Ethiopian bankers, meeting on Thursday for the signing of a landmark agreement on the sharing of Automated Teller Machines (ATM) points amongst their respective banks, said that the sharing of customer information would help to curb cases of defaults on loans.
The apex National Bank of Ethiopia (NBE) continues to stringently monitor the activities of the commercial banks, and the stringent monitoring has seen the NBE increase the liquidity requirements by the banks to boost their foreign reserves. “This is from a prudence view point. The banks have to take care of the depositors money,” Ethiopia’s veteran banker, Amerga Kassa, President of the Nib International Bank, said.
According to Leikun Berhanu, the President of the Awash International Bank, the banks have agreed to share information among themselves on customer risk profiles. “The NBE is supervising the activities of all the banks. The banks are supervised to ensure the borrowers do not endanger the system. We will not allow one borrower to get credit from any other banks if they have any defaults anywhere,” he said.
Ethiopian bankers said shared technologies for banking and cash machines were common in most parts of the world.
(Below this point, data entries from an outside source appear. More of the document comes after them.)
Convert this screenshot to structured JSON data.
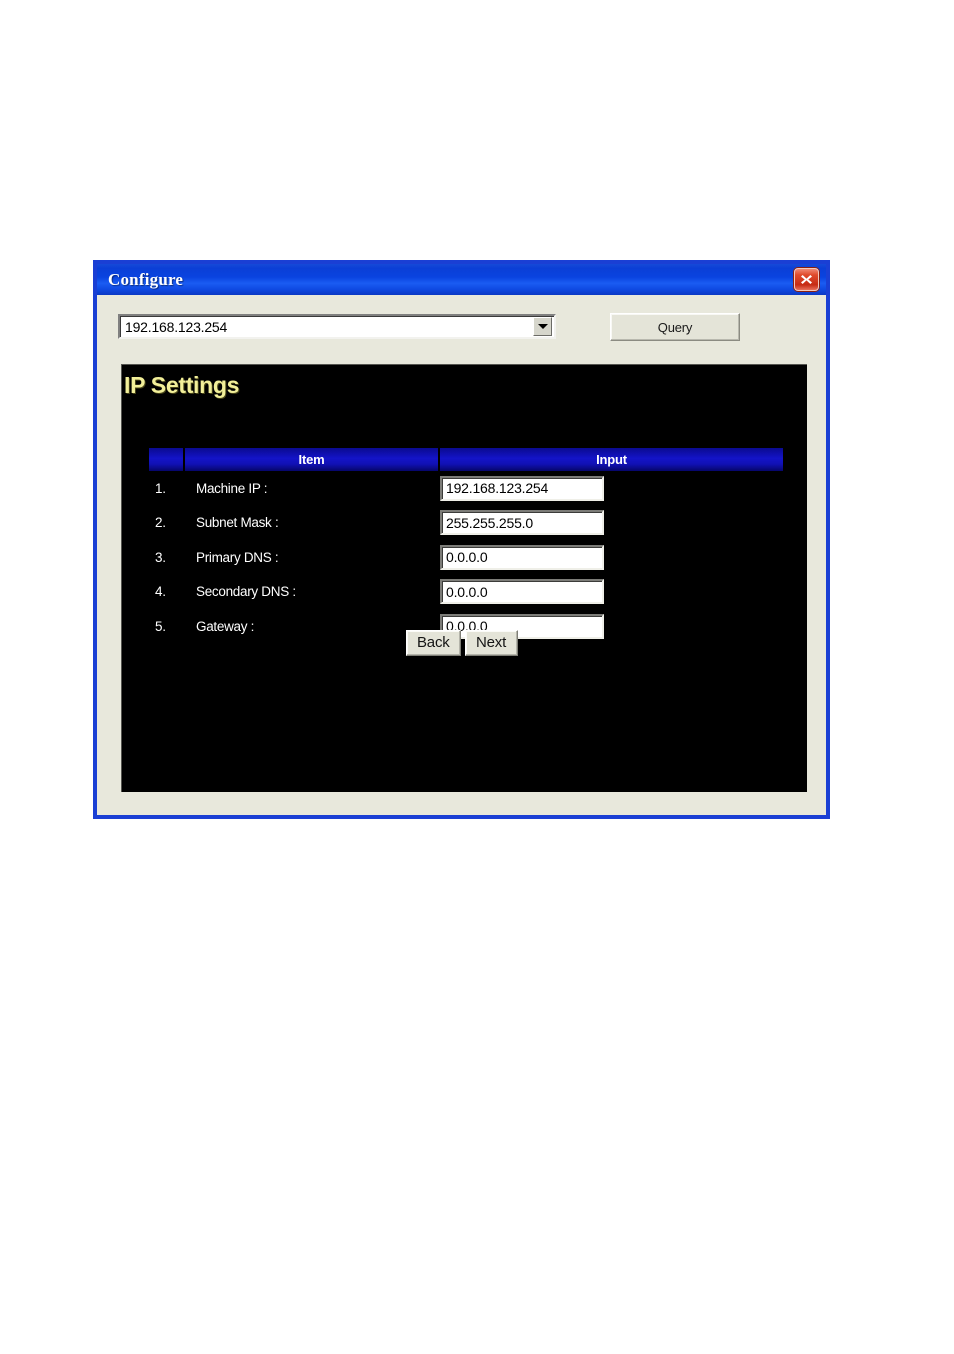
{
  "window": {
    "title": "Configure",
    "close_icon": "close-icon"
  },
  "toolbar": {
    "ip_combo_value": "192.168.123.254",
    "ip_combo_placeholder": "192.168.123.254",
    "dropdown_icon": "chevron-down-icon",
    "query_label": "Query"
  },
  "panel": {
    "heading": "IP Settings",
    "heading_color": "#f2ef99",
    "background_color": "#000000"
  },
  "table": {
    "header_color": "#1414c8",
    "columns": {
      "number": "",
      "item": "Item",
      "input": "Input"
    },
    "rows": [
      {
        "num": "1.",
        "label": "Machine IP :",
        "value": "192.168.123.254"
      },
      {
        "num": "2.",
        "label": "Subnet Mask :",
        "value": "255.255.255.0"
      },
      {
        "num": "3.",
        "label": "Primary DNS :",
        "value": "0.0.0.0"
      },
      {
        "num": "4.",
        "label": "Secondary DNS :",
        "value": "0.0.0.0"
      },
      {
        "num": "5.",
        "label": "Gateway :",
        "value": "0.0.0.0"
      }
    ]
  },
  "actions": {
    "back_label": "Back",
    "next_label": "Next"
  }
}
The country is on the brink of a major financial crisis, with the foreign currency reserves dwindling as a result of the global financial crisis and increased demand for imports locally, partly worsened by the rise in oil prices in most parts of 2008.
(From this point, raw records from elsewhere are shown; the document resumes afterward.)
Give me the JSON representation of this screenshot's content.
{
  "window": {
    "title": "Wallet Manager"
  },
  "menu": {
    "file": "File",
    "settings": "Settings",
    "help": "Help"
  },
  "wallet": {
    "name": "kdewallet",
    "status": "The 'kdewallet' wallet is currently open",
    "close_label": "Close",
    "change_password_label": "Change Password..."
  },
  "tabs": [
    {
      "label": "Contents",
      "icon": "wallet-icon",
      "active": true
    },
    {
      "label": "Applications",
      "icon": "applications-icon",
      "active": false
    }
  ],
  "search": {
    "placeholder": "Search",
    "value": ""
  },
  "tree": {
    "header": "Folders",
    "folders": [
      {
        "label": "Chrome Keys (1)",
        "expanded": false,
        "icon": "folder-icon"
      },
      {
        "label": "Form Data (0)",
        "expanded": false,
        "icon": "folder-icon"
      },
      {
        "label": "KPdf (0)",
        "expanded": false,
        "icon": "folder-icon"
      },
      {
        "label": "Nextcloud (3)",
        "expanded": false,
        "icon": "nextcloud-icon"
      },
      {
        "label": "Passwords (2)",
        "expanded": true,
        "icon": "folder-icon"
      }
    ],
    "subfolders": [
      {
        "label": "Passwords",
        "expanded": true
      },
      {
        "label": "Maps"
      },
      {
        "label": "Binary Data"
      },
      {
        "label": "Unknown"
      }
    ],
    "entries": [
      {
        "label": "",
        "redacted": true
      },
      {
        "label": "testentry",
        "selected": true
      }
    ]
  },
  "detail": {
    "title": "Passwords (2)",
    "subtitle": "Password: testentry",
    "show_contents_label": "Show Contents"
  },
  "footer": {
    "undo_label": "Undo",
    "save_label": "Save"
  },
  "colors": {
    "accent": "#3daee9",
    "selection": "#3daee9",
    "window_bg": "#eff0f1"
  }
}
NBE has introduced a number of measures to stem the crisis, among them, putting curbs on the amount of loans disbursed by the commercial banks. This has been done by asking the commercial banks to ensure their reserves are triple the amount they have previously been allowed before, which means lending to the private sector should be limited while the government commits to zero domestic borrowing.
The commercial banks said the strict monitoring and sharing of customer information, relating to the loans and other credit references, would help to stabilise the banks. “We do not feel constrained by these requirements. These measures are okay for us, we do not feel we are particularly under any pressure,” Kassa said.
Three Ethiopian banks, NIB, Awash International and United Bank, have joined forces to create a network of interlinked ATMs across the country to allow Ethiopians easy access to non-cash-based transactions in line with new trends across Africa.
The three banks hope to launch the new ATM system, with an initial number of 140 ATMs and some 340 points of sale, where customers with credit and debit cards issued by any of the three banks can get services across the country. The deal is meant to offer ATM services across all the airports, domestic and the international airports, shopping malls and supermarkets. The three banks are to spend US$4 million to rollout the joint ATM networks over the next six months.